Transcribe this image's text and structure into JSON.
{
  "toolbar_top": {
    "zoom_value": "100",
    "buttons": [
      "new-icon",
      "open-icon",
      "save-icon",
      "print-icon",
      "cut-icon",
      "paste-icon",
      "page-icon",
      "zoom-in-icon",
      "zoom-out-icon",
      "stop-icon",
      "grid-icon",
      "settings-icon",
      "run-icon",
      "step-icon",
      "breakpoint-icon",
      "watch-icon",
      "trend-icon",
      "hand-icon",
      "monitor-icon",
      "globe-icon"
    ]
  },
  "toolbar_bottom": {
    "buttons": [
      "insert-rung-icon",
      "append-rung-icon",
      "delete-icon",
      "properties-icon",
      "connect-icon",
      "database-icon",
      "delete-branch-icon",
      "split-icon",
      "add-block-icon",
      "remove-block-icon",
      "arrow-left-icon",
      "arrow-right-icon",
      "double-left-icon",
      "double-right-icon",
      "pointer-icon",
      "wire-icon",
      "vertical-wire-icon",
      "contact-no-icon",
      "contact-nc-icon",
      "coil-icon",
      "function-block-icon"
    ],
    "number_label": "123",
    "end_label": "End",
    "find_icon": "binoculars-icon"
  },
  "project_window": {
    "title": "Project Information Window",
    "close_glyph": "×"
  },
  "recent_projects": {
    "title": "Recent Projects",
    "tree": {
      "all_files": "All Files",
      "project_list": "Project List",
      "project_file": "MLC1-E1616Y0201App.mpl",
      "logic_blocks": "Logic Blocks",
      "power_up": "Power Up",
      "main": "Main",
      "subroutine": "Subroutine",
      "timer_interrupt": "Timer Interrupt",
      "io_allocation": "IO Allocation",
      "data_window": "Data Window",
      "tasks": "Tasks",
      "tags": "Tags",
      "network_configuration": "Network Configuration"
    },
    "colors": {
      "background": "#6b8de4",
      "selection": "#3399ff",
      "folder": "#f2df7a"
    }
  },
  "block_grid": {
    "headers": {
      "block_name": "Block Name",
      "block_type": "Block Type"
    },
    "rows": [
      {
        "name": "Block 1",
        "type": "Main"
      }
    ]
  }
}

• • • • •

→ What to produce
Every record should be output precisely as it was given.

→ Written answer
Transcribe this image's text and structure into JSON.
{
  "toolbar_top": {
    "zoom_value": "100",
    "buttons": [
      "new-icon",
      "open-icon",
      "save-icon",
      "print-icon",
      "cut-icon",
      "paste-icon",
      "page-icon",
      "zoom-in-icon",
      "zoom-out-icon",
      "stop-icon",
      "grid-icon",
      "settings-icon",
      "run-icon",
      "step-icon",
      "breakpoint-icon",
      "watch-icon",
      "trend-icon",
      "hand-icon",
      "monitor-icon",
      "globe-icon"
    ]
  },
  "toolbar_bottom": {
    "buttons": [
      "insert-rung-icon",
      "append-rung-icon",
      "delete-icon",
      "properties-icon",
      "connect-icon",
      "database-icon",
      "delete-branch-icon",
      "split-icon",
      "add-block-icon",
      "remove-block-icon",
      "arrow-left-icon",
      "arrow-right-icon",
      "double-left-icon",
      "double-right-icon",
      "pointer-icon",
      "wire-icon",
      "vertical-wire-icon",
      "contact-no-icon",
      "contact-nc-icon",
      "coil-icon",
      "function-block-icon"
    ],
    "number_label": "123",
    "end_label": "End",
    "find_icon": "binoculars-icon"
  },
  "project_window": {
    "title": "Project Information Window",
    "close_glyph": "×"
  },
  "recent_projects": {
    "title": "Recent Projects",
    "tree": {
      "all_files": "All Files",
      "project_list": "Project List",
      "project_file": "MLC1-E1616Y0201App.mpl",
      "logic_blocks": "Logic Blocks",
      "power_up": "Power Up",
      "main": "Main",
      "subroutine": "Subroutine",
      "timer_interrupt": "Timer Interrupt",
      "io_allocation": "IO Allocation",
      "data_window": "Data Window",
      "tasks": "Tasks",
      "tags": "Tags",
      "network_configuration": "Network Configuration"
    },
    "colors": {
      "background": "#6b8de4",
      "selection": "#3399ff",
      "folder": "#f2df7a"
    }
  },
  "block_grid": {
    "headers": {
      "block_name": "Block Name",
      "block_type": "Block Type"
    },
    "rows": [
      {
        "name": "Block 1",
        "type": "Main"
      }
    ]
  }
}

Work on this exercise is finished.